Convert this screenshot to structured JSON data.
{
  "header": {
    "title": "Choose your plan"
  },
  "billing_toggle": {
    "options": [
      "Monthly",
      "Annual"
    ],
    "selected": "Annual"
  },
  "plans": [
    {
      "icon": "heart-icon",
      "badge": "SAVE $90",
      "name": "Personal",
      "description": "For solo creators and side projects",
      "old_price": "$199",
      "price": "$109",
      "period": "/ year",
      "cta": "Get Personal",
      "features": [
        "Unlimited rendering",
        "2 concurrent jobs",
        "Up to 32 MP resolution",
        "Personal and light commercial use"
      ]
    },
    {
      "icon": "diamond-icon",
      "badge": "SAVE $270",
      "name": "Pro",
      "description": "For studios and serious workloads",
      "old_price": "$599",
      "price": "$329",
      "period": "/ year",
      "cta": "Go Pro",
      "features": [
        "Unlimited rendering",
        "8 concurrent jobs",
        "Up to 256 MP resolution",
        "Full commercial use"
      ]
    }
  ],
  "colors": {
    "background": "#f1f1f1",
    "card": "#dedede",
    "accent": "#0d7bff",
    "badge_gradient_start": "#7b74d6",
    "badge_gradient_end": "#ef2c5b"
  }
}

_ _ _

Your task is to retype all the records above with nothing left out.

Result of this exercise:
Convert this screenshot to structured JSON data.
{
  "header": {
    "title": "Choose your plan"
  },
  "billing_toggle": {
    "options": [
      "Monthly",
      "Annual"
    ],
    "selected": "Annual"
  },
  "plans": [
    {
      "icon": "heart-icon",
      "badge": "SAVE $90",
      "name": "Personal",
      "description": "For solo creators and side projects",
      "old_price": "$199",
      "price": "$109",
      "period": "/ year",
      "cta": "Get Personal",
      "features": [
        "Unlimited rendering",
        "2 concurrent jobs",
        "Up to 32 MP resolution",
        "Personal and light commercial use"
      ]
    },
    {
      "icon": "diamond-icon",
      "badge": "SAVE $270",
      "name": "Pro",
      "description": "For studios and serious workloads",
      "old_price": "$599",
      "price": "$329",
      "period": "/ year",
      "cta": "Go Pro",
      "features": [
        "Unlimited rendering",
        "8 concurrent jobs",
        "Up to 256 MP resolution",
        "Full commercial use"
      ]
    }
  ],
  "colors": {
    "background": "#f1f1f1",
    "card": "#dedede",
    "accent": "#0d7bff",
    "badge_gradient_start": "#7b74d6",
    "badge_gradient_end": "#ef2c5b"
  }
}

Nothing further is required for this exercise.